Generally, I’m not a huge fan of Baen Books‘ cover treatments, but these recoverings of Elizabeth Moon’s The Deed of Paksenarrion appeal to me in that it-reminds-me-of-being-fifteen-and-liking-badass-fantasy kinda way. Though the style of the artwork stays consistent, it’s odd that Baen would switch artists mid-way through the trilogy. Why not just commission either Harman or Lockwood to do the art for all three?

Anyone know if the books are any good?

  • Arachn January 21, 2010 at 1:23 am

    Well frankly, I wouldn’t touch a book called “The Sheepfarmer’s Daughter” (or Son, for that matter) with a ten feet pole. I’m prejudiced that way. But you’re right, it’s got this “I’m 15 all over again, bring on the prophecies, the swords and the snow tigers!” vibe. 

    The covers are nice, though.

  • Adam January 21, 2010 at 1:33 am

    Actually a really cool series, I was really pleasantly surprised.  Though there is a version with all three books in one which I think works a lot better since each book in the trilogy isn’t that long.

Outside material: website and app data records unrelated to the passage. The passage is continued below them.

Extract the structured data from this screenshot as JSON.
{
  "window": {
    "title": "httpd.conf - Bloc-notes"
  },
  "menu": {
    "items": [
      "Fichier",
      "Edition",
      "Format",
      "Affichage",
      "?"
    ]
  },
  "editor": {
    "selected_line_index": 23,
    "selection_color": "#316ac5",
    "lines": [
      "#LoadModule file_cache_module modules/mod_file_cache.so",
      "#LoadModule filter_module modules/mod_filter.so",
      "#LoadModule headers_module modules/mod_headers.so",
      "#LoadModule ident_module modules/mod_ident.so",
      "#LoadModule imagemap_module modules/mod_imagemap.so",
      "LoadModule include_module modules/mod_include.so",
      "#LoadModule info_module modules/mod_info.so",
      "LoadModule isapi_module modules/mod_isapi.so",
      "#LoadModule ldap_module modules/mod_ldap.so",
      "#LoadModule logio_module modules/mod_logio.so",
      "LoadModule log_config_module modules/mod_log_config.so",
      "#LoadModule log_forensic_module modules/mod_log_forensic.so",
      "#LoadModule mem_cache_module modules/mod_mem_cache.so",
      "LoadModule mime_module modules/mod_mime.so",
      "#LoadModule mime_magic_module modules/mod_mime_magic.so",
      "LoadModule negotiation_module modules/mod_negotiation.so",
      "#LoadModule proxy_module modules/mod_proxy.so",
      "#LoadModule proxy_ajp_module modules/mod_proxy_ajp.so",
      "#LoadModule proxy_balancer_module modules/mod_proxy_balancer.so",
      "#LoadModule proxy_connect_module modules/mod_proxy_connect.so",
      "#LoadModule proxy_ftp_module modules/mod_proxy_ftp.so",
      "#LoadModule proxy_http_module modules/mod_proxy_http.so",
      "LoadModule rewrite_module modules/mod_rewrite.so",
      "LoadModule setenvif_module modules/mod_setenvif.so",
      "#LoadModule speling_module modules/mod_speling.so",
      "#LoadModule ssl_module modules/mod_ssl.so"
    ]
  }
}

  • Sam Kelly January 21, 2010 at 3:55 am

    I’m very fond of them, but they’re definitely AD&D novels. Interesting if you’re a big fan of military/mercenary specfic, or of books about capable competent women, and they have an interesting if slightly problematic portrayal of PTSD.

    And the cover is certainly better than the original –

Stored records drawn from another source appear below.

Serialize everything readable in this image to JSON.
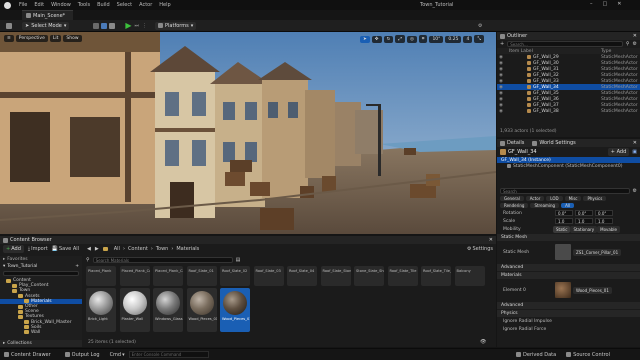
{
  "window": {
    "title": "Town_Tutorial",
    "menu": [
      "File",
      "Edit",
      "Window",
      "Tools",
      "Build",
      "Select",
      "Actor",
      "Help"
    ]
  },
  "tabs": {
    "active": "Main_Scene*"
  },
  "toolbar": {
    "select_mode": "Select Mode",
    "platforms": "Platforms"
  },
  "viewport": {
    "perspective": "Perspective",
    "lit": "Lit",
    "show": "Show",
    "fov": "10°",
    "scale": "0.25",
    "cam_speed": "4"
  },
  "outliner": {
    "title": "Outliner",
    "search_placeholder": "Search...",
    "col_label": "Item Label",
    "col_type": "Type",
    "rows": [
      {
        "name": "GF_Wall_29",
        "type": "StaticMeshActor",
        "sel": false
      },
      {
        "name": "GF_Wall_30",
        "type": "StaticMeshActor",
        "sel": false
      },
      {
        "name": "GF_Wall_31",
        "type": "StaticMeshActor",
        "sel": false
      },
      {
        "name": "GF_Wall_32",
        "type": "StaticMeshActor",
        "sel": false
      },
      {
        "name": "GF_Wall_33",
        "type": "StaticMeshActor",
        "sel": false
      },
      {
        "name": "GF_Wall_34",
        "type": "StaticMeshActor",
        "sel": true
      },
      {
        "name": "GF_Wall_35",
        "type": "StaticMeshActor",
        "sel": false
      },
      {
        "name": "GF_Wall_36",
        "type": "StaticMeshActor",
        "sel": false
      },
      {
        "name": "GF_Wall_37",
        "type": "StaticMeshActor",
        "sel": false
      },
      {
        "name": "GF_Wall_38",
        "type": "StaticMeshActor",
        "sel": false
      }
    ],
    "count": "1,933 actors (1 selected)"
  },
  "details": {
    "tab": "Details",
    "tab2": "World Settings",
    "actor": "GF_Wall_34",
    "add": "+ Add",
    "instance": "GF_Wall_34 (Instance)",
    "component": "StaticMeshComponent (StaticMeshComponent0)",
    "search_placeholder": "Search",
    "filters": [
      "General",
      "Actor",
      "LOD",
      "Misc",
      "Physics",
      "Rendering",
      "Streaming",
      "All"
    ],
    "transform": {
      "rotation": {
        "label": "Rotation",
        "x": "0.0°",
        "y": "0.0°",
        "z": "0.0°"
      },
      "scale": {
        "label": "Scale",
        "x": "1.0",
        "y": "1.0",
        "z": "1.0"
      },
      "mobility": {
        "label": "Mobility",
        "options": [
          "Static",
          "Stationary",
          "Movable"
        ]
      }
    },
    "static_mesh_section": "Static Mesh",
    "static_mesh_label": "Static Mesh",
    "static_mesh_value": "ZS1_Corner_Pillar_01",
    "advanced": "Advanced",
    "materials_section": "Materials",
    "element_label": "Element 0",
    "material_value": "Wood_Pieces_01",
    "physics_section": "Physics",
    "physics_row1": "Ignore Radial Impulse",
    "physics_row2": "Ignore Radial Force"
  },
  "content_browser": {
    "tab": "Content Browser",
    "add": "Add",
    "import": "Import",
    "save_all": "Save All",
    "settings": "Settings",
    "breadcrumb": [
      "All",
      "Content",
      "Town",
      "Materials"
    ],
    "search_placeholder": "Search Materials",
    "favorites": "Favorites",
    "project": "Town_Tutorial",
    "tree": [
      "Content",
      "Play_Content",
      "Town",
      "Assets",
      "Materials",
      "Other",
      "Scene",
      "Textures",
      "Brick_Wall_Master",
      "Soils",
      "Wall"
    ],
    "items_top": [
      "Placed_Plank",
      "Placed_Plank_Cap",
      "Placed_Plank_Cap2",
      "Roof_Slate_01",
      "Roof_Slate_02",
      "Roof_Slate_03",
      "Roof_Slate_04",
      "Roof_Slate_Stone",
      "Stone_Slate_Sheet",
      "Roof_Slate_Tile",
      "Roof_Slate_Tile_Black",
      "Balcony"
    ],
    "materials": [
      "Brick_Light",
      "Plaster_Wall",
      "Windows_Glass",
      "Wood_Pieces_01",
      "Wood_Pieces_01_Black"
    ],
    "count": "25 items (1 selected)",
    "collections": "Collections"
  },
  "statusbar": {
    "content_drawer": "Content Drawer",
    "output_log": "Output Log",
    "cmd": "Cmd",
    "console_placeholder": "Enter Console Command",
    "derived_data": "Derived Data",
    "source_control": "Source Control"
  }
}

  • Cheryl January 21, 2010 at 4:53 am

    I haven’t read them in years, but I *loved* these books, particularly the first, as a young woman. They had many typical Fat Fantasy elements, but Moon approached the work with a matter of fact tone and attention to accurate detail that many of her contemporaries lacked.  I’d actually been thinking about trying to find them to reread, so nice to see they’ve been reissued.

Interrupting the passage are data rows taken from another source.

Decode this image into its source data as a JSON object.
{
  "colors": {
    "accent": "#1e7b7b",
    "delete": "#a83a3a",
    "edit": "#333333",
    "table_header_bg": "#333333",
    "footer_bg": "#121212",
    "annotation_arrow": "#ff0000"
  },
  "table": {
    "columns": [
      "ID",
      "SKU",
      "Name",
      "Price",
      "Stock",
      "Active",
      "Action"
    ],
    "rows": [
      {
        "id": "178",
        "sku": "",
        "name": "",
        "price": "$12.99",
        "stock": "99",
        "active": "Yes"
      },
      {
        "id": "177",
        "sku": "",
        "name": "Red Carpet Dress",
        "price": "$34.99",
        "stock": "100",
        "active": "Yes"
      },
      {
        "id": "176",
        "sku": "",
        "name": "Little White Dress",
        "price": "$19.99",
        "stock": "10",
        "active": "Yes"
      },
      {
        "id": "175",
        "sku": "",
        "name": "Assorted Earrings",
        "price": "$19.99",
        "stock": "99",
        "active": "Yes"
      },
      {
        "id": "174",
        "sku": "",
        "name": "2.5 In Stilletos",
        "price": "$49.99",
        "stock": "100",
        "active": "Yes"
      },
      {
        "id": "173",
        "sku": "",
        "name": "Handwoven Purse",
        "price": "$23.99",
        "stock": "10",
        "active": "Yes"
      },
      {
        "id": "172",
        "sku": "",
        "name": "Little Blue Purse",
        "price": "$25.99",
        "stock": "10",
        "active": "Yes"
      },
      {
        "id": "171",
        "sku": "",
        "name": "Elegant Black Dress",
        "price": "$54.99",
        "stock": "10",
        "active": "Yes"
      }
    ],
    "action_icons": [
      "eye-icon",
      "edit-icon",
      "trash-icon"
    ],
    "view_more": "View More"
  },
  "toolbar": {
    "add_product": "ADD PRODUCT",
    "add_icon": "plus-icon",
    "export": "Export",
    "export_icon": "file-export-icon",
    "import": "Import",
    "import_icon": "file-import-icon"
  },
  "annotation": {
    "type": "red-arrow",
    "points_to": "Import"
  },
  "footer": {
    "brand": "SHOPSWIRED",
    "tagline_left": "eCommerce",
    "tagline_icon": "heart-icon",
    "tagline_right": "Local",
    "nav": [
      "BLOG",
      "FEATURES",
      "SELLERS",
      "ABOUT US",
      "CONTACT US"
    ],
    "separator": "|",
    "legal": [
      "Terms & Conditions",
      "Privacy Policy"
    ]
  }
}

  • Mihai (Dark Wolf) January 21, 2010 at 6:35 am

    I am not a fan of Baen covers either, but this is a nice improvement though. I find it odd too when the artists of a series covers are changed, but I believe that the publishers know the reasons for that better. If I am not mistaken the series follows Ingram Paksenarrion who from a sheepfarmer’s daughter becomes a paladin. But I don’t know much, because this is what a friend who read it told me.

  • Jennifer January 21, 2010 at 6:54 am


    I read this series last year and the best way I can think of it is The fellowship of the ring mixed with The Ten Thousand.  The world is very Tolkeinesque, but with a stong military/mercenary approach.  I liked it alot as it was an epic traditional fantasy with elves but with a realistic woman who trains and becomes a successful warrior and yet goes through alot of soul searching when her skills fail her at one point.  I thought it was a interesting approach as there are so few epic fantasies that depict women not as princesses/queens or priests, but a beliveable female warrior with a peasant background.

    Hope this helps.

    Jennifer (Guinevere Seaworth on [email protected]

  • aidan January 21, 2010 at 6:58 am

    Hmm… all of a sudden I’m quite chuffed about these novels.

    Jennifer, what you’ve described in particular has really caught my ear. When I first finished John Scalzi’s Old Man’s War, I was curious if there was anything similar (protagonist coming to find themselves while moving up through an army) in the Fantasy genre and this sounds like it. Coupled with a strong female lead, it sounds just up my alley.

    Thanks all!

  • Daya January 21, 2010 at 7:13 am

    I do have to agree on the covers–the 15 and loving badass fantasy part–but that is about where I was when I read this series. It was one of my first forays into fantasy and is dear to my heart. I bought the omnibus (with better cover to boot) because it makes for easier reading. If you are wanting something very epic with an excellent female lead, this should be on your TBR list!

  • Mihai (Dark Wolf) January 21, 2010 at 7:40 am

    I just found on The Book Depository an omnibus edition released today by Orbit Books. And it has an interesting cover too ;)

  • Rob B January 21, 2010 at 8:12 am

    I have the omnibus edition, which I received for Christmas.  A new book in this series is being published in March from Del Rey, in a curious cross-publisher promotion which I’ll be reviewing for SFFWorld.  Mrs. Moon has been frequenting the SFFWorld forums ( for the past few months, providing great writing advice and nice insight into publishing.

  • Carl V. January 28, 2010 at 10:23 am

    I too am generally not fond of Baen’s cover art, but these are really nice. Even the graphics look less Baen-like than usual.

  • Dana C. February 1, 2010 at 1:19 pm

    FYI – has the first book listed as a free download this month in their library.

  • Hallvard March 23, 2010 at 1:40 pm

    This month? Moon put first book up in the Baen Free Library
    3+ years ago. It’s still there.

    As it happens, I’m quite fond of Baen’s original Sheepfarmer’s Daughter cover. Except the obligatory blurb, of course.